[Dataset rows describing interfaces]

——

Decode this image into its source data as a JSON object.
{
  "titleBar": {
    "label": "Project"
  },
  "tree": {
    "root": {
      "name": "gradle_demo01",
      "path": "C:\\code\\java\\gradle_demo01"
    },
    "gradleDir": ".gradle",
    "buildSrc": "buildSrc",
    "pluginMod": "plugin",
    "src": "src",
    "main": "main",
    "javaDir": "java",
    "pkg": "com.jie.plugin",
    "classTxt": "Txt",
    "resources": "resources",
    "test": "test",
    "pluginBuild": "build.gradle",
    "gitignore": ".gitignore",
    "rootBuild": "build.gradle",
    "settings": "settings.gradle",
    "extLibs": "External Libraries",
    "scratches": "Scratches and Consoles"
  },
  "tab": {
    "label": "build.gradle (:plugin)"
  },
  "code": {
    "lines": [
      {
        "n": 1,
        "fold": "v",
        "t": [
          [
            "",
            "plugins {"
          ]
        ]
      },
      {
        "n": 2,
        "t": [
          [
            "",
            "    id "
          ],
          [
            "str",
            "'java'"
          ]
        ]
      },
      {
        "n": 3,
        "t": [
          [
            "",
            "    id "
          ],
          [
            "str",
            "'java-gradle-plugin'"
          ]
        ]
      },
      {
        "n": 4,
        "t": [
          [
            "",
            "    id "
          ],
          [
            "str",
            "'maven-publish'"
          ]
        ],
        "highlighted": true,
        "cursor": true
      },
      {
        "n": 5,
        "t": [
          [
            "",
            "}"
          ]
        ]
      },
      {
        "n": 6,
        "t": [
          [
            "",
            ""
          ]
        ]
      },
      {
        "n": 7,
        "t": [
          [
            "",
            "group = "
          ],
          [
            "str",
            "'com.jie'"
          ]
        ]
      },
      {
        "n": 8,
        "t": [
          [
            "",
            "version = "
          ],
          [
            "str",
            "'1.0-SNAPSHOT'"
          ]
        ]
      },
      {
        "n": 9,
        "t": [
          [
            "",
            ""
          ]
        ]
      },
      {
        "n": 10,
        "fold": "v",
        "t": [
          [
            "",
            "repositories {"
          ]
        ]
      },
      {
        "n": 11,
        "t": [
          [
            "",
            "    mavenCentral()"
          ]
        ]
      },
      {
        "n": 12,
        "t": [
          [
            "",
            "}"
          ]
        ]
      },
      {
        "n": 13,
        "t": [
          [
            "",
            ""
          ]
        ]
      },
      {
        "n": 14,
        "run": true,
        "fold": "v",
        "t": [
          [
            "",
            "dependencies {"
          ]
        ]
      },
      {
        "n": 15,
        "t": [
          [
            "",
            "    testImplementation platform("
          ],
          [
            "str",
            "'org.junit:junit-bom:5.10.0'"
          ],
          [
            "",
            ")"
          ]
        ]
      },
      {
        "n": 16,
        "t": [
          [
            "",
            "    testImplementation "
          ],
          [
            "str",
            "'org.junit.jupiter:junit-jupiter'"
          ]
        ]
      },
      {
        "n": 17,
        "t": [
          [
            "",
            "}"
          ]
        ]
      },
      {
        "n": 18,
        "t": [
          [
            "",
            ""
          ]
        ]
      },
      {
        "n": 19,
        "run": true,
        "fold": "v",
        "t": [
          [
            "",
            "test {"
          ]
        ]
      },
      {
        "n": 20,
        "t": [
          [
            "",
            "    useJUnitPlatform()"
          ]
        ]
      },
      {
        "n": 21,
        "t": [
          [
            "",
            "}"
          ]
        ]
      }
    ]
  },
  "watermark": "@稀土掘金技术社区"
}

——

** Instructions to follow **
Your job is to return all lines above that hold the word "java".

** Answer to this problem **
      "path": "C:\\code\\java\\gradle_demo01"
    "javaDir": "java",
            "'java'"
            "'java-gradle-plugin'"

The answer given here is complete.